### Brief
Read through the entries below and return each line with the word "Routing".

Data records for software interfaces
---
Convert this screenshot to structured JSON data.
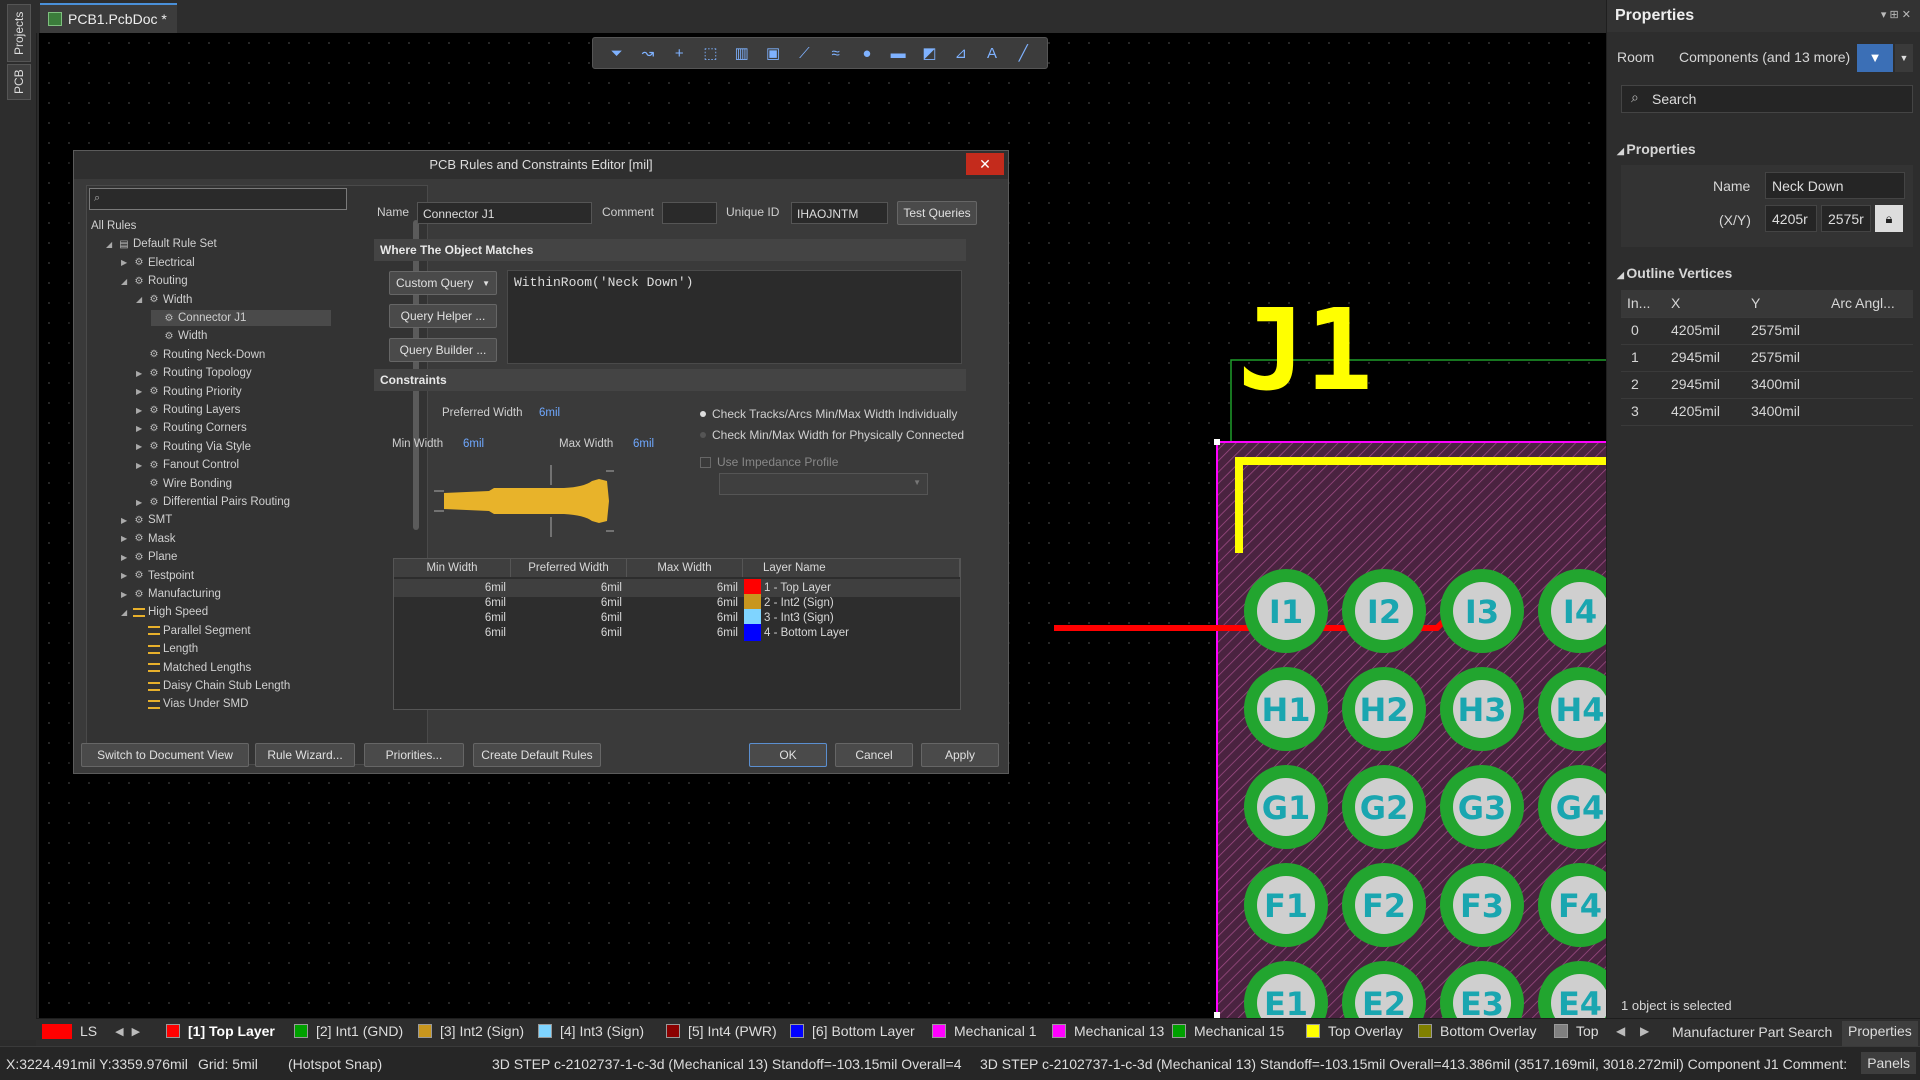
{
  "window": {
    "doc_tab": "PCB1.PcbDoc *",
    "left_tabs": [
      "Projects",
      "PCB"
    ]
  },
  "canvas": {
    "designator": "J1",
    "pads": [
      [
        "I1",
        "I2",
        "I3",
        "I4"
      ],
      [
        "H1",
        "H2",
        "H3",
        "H4"
      ],
      [
        "G1",
        "G2",
        "G3",
        "G4"
      ],
      [
        "F1",
        "F2",
        "F3",
        "F4"
      ],
      [
        "E1",
        "E2",
        "E3",
        "E4"
      ]
    ],
    "colors": {
      "overlay": "#ffff00",
      "pad_ring": "#22a52f",
      "pad_core": "#cfcfcf",
      "pad_text": "#1aa6b0",
      "room": "#ff00ff",
      "track": "#ff0000",
      "board": "#5a2a4a"
    }
  },
  "toolbar": {
    "icons": [
      "filter-icon",
      "route-icon",
      "cross-icon",
      "select-rect-icon",
      "chart-icon",
      "component-icon",
      "interactive-route-icon",
      "diff-pair-icon",
      "pad-icon",
      "fill-icon",
      "polygon-icon",
      "dimension-icon",
      "text-icon",
      "line-icon"
    ]
  },
  "dialog": {
    "title": "PCB Rules and Constraints Editor [mil]",
    "close": "✕",
    "search_placeholder": "",
    "tree": [
      {
        "label": "All Rules",
        "depth": 0,
        "arrow": "",
        "icon": ""
      },
      {
        "label": "Default Rule Set",
        "depth": 1,
        "arrow": "◢",
        "icon": "folder"
      },
      {
        "label": "Electrical",
        "depth": 2,
        "arrow": "▶",
        "icon": "rule"
      },
      {
        "label": "Routing",
        "depth": 2,
        "arrow": "◢",
        "icon": "rule"
      },
      {
        "label": "Width",
        "depth": 3,
        "arrow": "◢",
        "icon": "rule"
      },
      {
        "label": "Connector J1",
        "depth": 4,
        "arrow": "",
        "icon": "rule",
        "selected": true
      },
      {
        "label": "Width",
        "depth": 4,
        "arrow": "",
        "icon": "rule"
      },
      {
        "label": "Routing Neck-Down",
        "depth": 3,
        "arrow": "",
        "icon": "rule"
      },
      {
        "label": "Routing Topology",
        "depth": 3,
        "arrow": "▶",
        "icon": "rule"
      },
      {
        "label": "Routing Priority",
        "depth": 3,
        "arrow": "▶",
        "icon": "rule"
      },
      {
        "label": "Routing Layers",
        "depth": 3,
        "arrow": "▶",
        "icon": "rule"
      },
      {
        "label": "Routing Corners",
        "depth": 3,
        "arrow": "▶",
        "icon": "rule"
      },
      {
        "label": "Routing Via Style",
        "depth": 3,
        "arrow": "▶",
        "icon": "rule"
      },
      {
        "label": "Fanout Control",
        "depth": 3,
        "arrow": "▶",
        "icon": "rule"
      },
      {
        "label": "Wire Bonding",
        "depth": 3,
        "arrow": "",
        "icon": "rule"
      },
      {
        "label": "Differential Pairs Routing",
        "depth": 3,
        "arrow": "▶",
        "icon": "rule"
      },
      {
        "label": "SMT",
        "depth": 2,
        "arrow": "▶",
        "icon": "rule"
      },
      {
        "label": "Mask",
        "depth": 2,
        "arrow": "▶",
        "icon": "rule"
      },
      {
        "label": "Plane",
        "depth": 2,
        "arrow": "▶",
        "icon": "rule"
      },
      {
        "label": "Testpoint",
        "depth": 2,
        "arrow": "▶",
        "icon": "rule"
      },
      {
        "label": "Manufacturing",
        "depth": 2,
        "arrow": "▶",
        "icon": "rule"
      },
      {
        "label": "High Speed",
        "depth": 2,
        "arrow": "◢",
        "icon": "hs"
      },
      {
        "label": "Parallel Segment",
        "depth": 3,
        "arrow": "",
        "icon": "hs"
      },
      {
        "label": "Length",
        "depth": 3,
        "arrow": "",
        "icon": "hs"
      },
      {
        "label": "Matched Lengths",
        "depth": 3,
        "arrow": "",
        "icon": "hs"
      },
      {
        "label": "Daisy Chain Stub Length",
        "depth": 3,
        "arrow": "",
        "icon": "hs"
      },
      {
        "label": "Vias Under SMD",
        "depth": 3,
        "arrow": "",
        "icon": "hs"
      }
    ],
    "name_label": "Name",
    "name_value": "Connector J1",
    "comment_label": "Comment",
    "comment_value": "",
    "uid_label": "Unique ID",
    "uid_value": "IHAOJNTM",
    "test_queries": "Test Queries",
    "where_head": "Where The Object Matches",
    "query_type": "Custom Query",
    "query_helper": "Query Helper ...",
    "query_builder": "Query Builder ...",
    "query_text": "WithinRoom('Neck Down')",
    "constraints_head": "Constraints",
    "preferred_width_label": "Preferred Width",
    "preferred_width_value": "6mil",
    "min_width_label": "Min Width",
    "min_width_value": "6mil",
    "max_width_label": "Max Width",
    "max_width_value": "6mil",
    "radio1": "Check Tracks/Arcs Min/Max Width Individually",
    "radio2": "Check Min/Max Width for Physically Connected",
    "impedance": "Use Impedance Profile",
    "table_headers": [
      "Min Width",
      "Preferred Width",
      "Max Width",
      "Layer Name"
    ],
    "table_rows": [
      {
        "min": "6mil",
        "pref": "6mil",
        "max": "6mil",
        "color": "#ff0000",
        "layer": "1 - Top Layer"
      },
      {
        "min": "6mil",
        "pref": "6mil",
        "max": "6mil",
        "color": "#c8961e",
        "layer": "2 - Int2 (Sign)"
      },
      {
        "min": "6mil",
        "pref": "6mil",
        "max": "6mil",
        "color": "#7fd4ff",
        "layer": "3 - Int3 (Sign)"
      },
      {
        "min": "6mil",
        "pref": "6mil",
        "max": "6mil",
        "color": "#0000ff",
        "layer": "4 - Bottom Layer"
      }
    ],
    "btn_switch": "Switch to Document View",
    "btn_wizard": "Rule Wizard...",
    "btn_priorities": "Priorities...",
    "btn_defaults": "Create Default Rules",
    "btn_ok": "OK",
    "btn_cancel": "Cancel",
    "btn_apply": "Apply"
  },
  "properties": {
    "title": "Properties",
    "room_label": "Room",
    "components_label": "Components (and 13 more)",
    "search_placeholder": "Search",
    "props_head": "Properties",
    "name_label": "Name",
    "name_value": "Neck Down",
    "xy_label": "(X/Y)",
    "x_value": "4205r",
    "y_value": "2575r",
    "vertices_head": "Outline Vertices",
    "vertex_headers": [
      "In...",
      "X",
      "Y",
      "Arc Angl..."
    ],
    "vertices": [
      {
        "i": "0",
        "x": "4205mil",
        "y": "2575mil"
      },
      {
        "i": "1",
        "x": "2945mil",
        "y": "2575mil"
      },
      {
        "i": "2",
        "x": "2945mil",
        "y": "3400mil"
      },
      {
        "i": "3",
        "x": "4205mil",
        "y": "3400mil"
      }
    ],
    "selected_text": "1 object is selected"
  },
  "layers": [
    {
      "label": "LS",
      "color": "#ff0000"
    },
    {
      "label": "[1] Top Layer",
      "color": "#ff0000",
      "active": true
    },
    {
      "label": "[2] Int1 (GND)",
      "color": "#00a000"
    },
    {
      "label": "[3] Int2 (Sign)",
      "color": "#c8961e"
    },
    {
      "label": "[4] Int3 (Sign)",
      "color": "#7fd4ff"
    },
    {
      "label": "[5] Int4 (PWR)",
      "color": "#8b0000"
    },
    {
      "label": "[6] Bottom Layer",
      "color": "#0000ff"
    },
    {
      "label": "Mechanical 1",
      "color": "#ff00ff"
    },
    {
      "label": "Mechanical 13",
      "color": "#ff00ff"
    },
    {
      "label": "Mechanical 15",
      "color": "#00a000"
    },
    {
      "label": "Top Overlay",
      "color": "#ffff00"
    },
    {
      "label": "Bottom Overlay",
      "color": "#808000"
    },
    {
      "label": "Top",
      "color": "#808080"
    }
  ],
  "right_tabs": [
    "Manufacturer Part Search",
    "Properties"
  ],
  "status": {
    "coords": "X:3224.491mil Y:3359.976mil",
    "grid": "Grid: 5mil",
    "snap": "(Hotspot Snap)",
    "step1": "3D STEP c-2102737-1-c-3d (Mechanical 13)  Standoff=-103.15mil  Overall=4",
    "step2": "3D STEP c-2102737-1-c-3d (Mechanical 13)  Standoff=-103.15mil  Overall=413.386mil  (3517.169mil, 3018.272mil)  Component J1 Comment:",
    "panels": "Panels"
  }
}
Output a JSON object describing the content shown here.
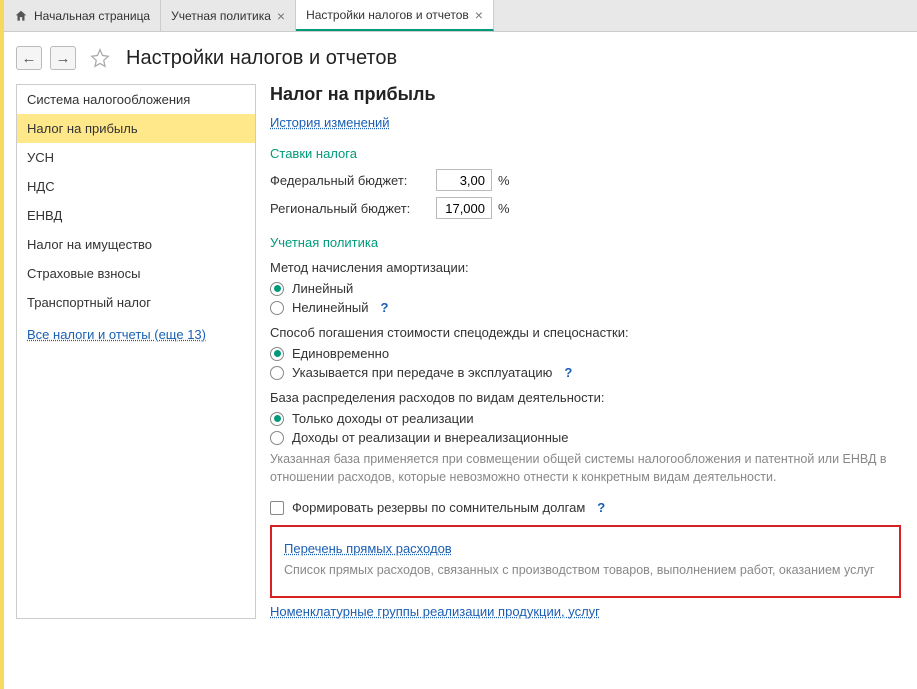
{
  "tabs": {
    "home": "Начальная страница",
    "t1": "Учетная политика",
    "t2": "Настройки налогов и отчетов"
  },
  "page_title": "Настройки налогов и отчетов",
  "sidebar": {
    "items": [
      "Система налогообложения",
      "Налог на прибыль",
      "УСН",
      "НДС",
      "ЕНВД",
      "Налог на имущество",
      "Страховые взносы",
      "Транспортный налог"
    ],
    "all_link": "Все налоги и отчеты (еще 13)"
  },
  "main": {
    "heading": "Налог на прибыль",
    "history_link": "История изменений",
    "rates_title": "Ставки налога",
    "fed_label": "Федеральный бюджет:",
    "fed_value": "3,00",
    "reg_label": "Региональный бюджет:",
    "reg_value": "17,000",
    "pct": "%",
    "policy_title": "Учетная политика",
    "amort_label": "Метод начисления амортизации:",
    "amort_linear": "Линейный",
    "amort_nonlinear": "Нелинейный",
    "workwear_label": "Способ погашения стоимости спецодежды и спецоснастки:",
    "workwear_once": "Единовременно",
    "workwear_onissue": "Указывается при передаче в эксплуатацию",
    "base_label": "База распределения расходов по видам деятельности:",
    "base_sales": "Только доходы от реализации",
    "base_all": "Доходы от реализации и внереализационные",
    "base_hint": "Указанная база применяется при совмещении общей системы налогообложения и патентной или ЕНВД в отношении расходов, которые невозможно отнести к конкретным видам деятельности.",
    "reserves_label": "Формировать резервы по сомнительным долгам",
    "direct_link": "Перечень прямых расходов",
    "direct_hint": "Список прямых расходов, связанных с производством товаров, выполнением работ, оказанием услуг",
    "nomen_link": "Номенклатурные группы реализации продукции, услуг",
    "qmark": "?"
  }
}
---
### Response below
        "label": "Routing",
        "label": "Routing Neck-Down",
        "label": "Routing Topology",
        "label": "Routing Priority",
        "label": "Routing Layers",
        "label": "Routing Corners",
        "label": "Routing Via Style",
        "label": "Differential Pairs Routing",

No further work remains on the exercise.